Top of Information shown

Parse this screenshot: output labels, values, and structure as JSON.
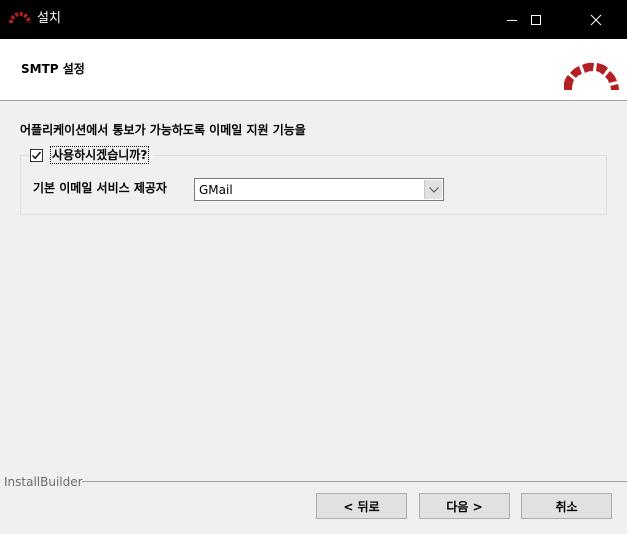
{
  "window": {
    "title": "설치",
    "controls": [
      "minimize",
      "maximize",
      "close"
    ]
  },
  "header": {
    "title": "SMTP 설정",
    "logo_icon": "redmine-logo-icon",
    "logo_color": "#b32024"
  },
  "main": {
    "intro": "어플리케이션에서 통보가 가능하도록 이메일 지원 기능을",
    "enable_checkbox": {
      "label": "사용하시겠습니까?",
      "checked": true
    },
    "provider": {
      "label": "기본 이메일 서비스 제공자",
      "selected": "GMail"
    }
  },
  "footer": {
    "brand": "InstallBuilder",
    "back_label": "< 뒤로",
    "next_label": "다음 >",
    "cancel_label": "취소"
  }
}
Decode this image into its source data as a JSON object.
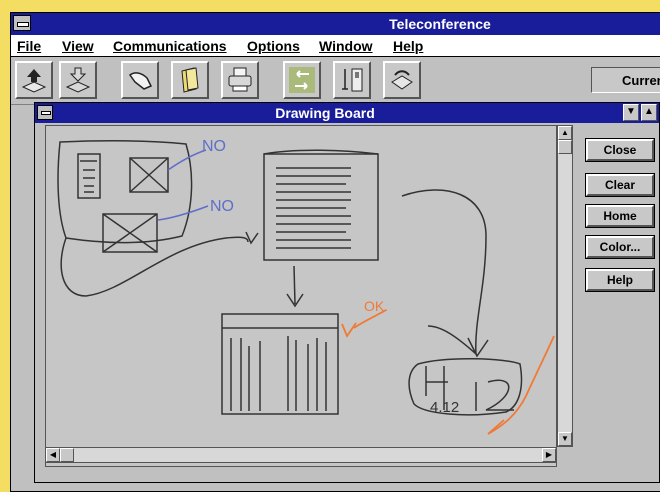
{
  "app": {
    "title": "Teleconference",
    "menu": [
      {
        "label": "File"
      },
      {
        "label": "View"
      },
      {
        "label": "Communications"
      },
      {
        "label": "Options"
      },
      {
        "label": "Window"
      },
      {
        "label": "Help"
      }
    ],
    "toolbar": {
      "status_label": "Curren"
    }
  },
  "drawing_board": {
    "title": "Drawing Board",
    "buttons": {
      "close": "Close",
      "clear": "Clear",
      "home": "Home",
      "color": "Color...",
      "help": "Help"
    },
    "annotations": {
      "no1": "NO",
      "no2": "NO",
      "ok": "OK.",
      "box_text": "4.12"
    }
  },
  "colors": {
    "titlebar": "#1a1d9a",
    "desktop": "#f3de63",
    "pen_blue": "#5f6fc9",
    "pen_orange": "#f07a35",
    "pen_dark": "#333333"
  }
}
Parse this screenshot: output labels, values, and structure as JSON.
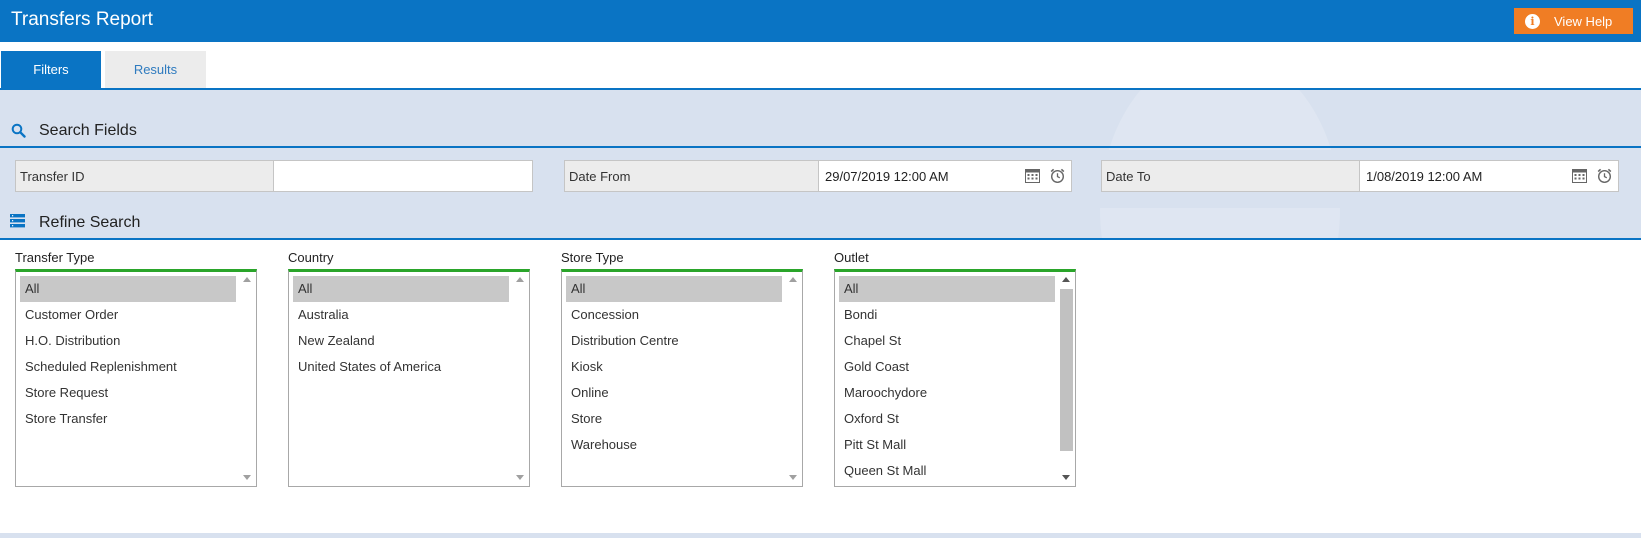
{
  "header": {
    "title": "Transfers Report",
    "help_label": "View Help",
    "help_icon": "info-icon",
    "bar_color": "#0a74c4",
    "help_color": "#f07d24"
  },
  "tabs": [
    {
      "label": "Filters",
      "active": true
    },
    {
      "label": "Results",
      "active": false
    }
  ],
  "search_fields": {
    "title": "Search Fields",
    "icon": "search-icon",
    "transfer_id": {
      "label": "Transfer ID",
      "value": ""
    },
    "date_from": {
      "label": "Date From",
      "value": "29/07/2019 12:00 AM"
    },
    "date_to": {
      "label": "Date To",
      "value": "1/08/2019 12:00 AM"
    }
  },
  "refine_search": {
    "title": "Refine Search",
    "icon": "list-icon",
    "lists": [
      {
        "label": "Transfer Type",
        "selected": "All",
        "options": [
          "All",
          "Customer Order",
          "H.O. Distribution",
          "Scheduled Replenishment",
          "Store Request",
          "Store Transfer"
        ]
      },
      {
        "label": "Country",
        "selected": "All",
        "options": [
          "All",
          "Australia",
          "New Zealand",
          "United States of America"
        ]
      },
      {
        "label": "Store Type",
        "selected": "All",
        "options": [
          "All",
          "Concession",
          "Distribution Centre",
          "Kiosk",
          "Online",
          "Store",
          "Warehouse"
        ]
      },
      {
        "label": "Outlet",
        "selected": "All",
        "options": [
          "All",
          "Bondi",
          "Chapel St",
          "Gold Coast",
          "Maroochydore",
          "Oxford St",
          "Pitt St Mall",
          "Queen St Mall"
        ]
      }
    ]
  }
}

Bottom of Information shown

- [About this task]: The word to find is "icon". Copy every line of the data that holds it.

- [Result]:
    "logo_icon": "redmine-logo-icon",
    "help_icon": "info-icon",
    "icon": "search-icon",
    "icon": "list-icon",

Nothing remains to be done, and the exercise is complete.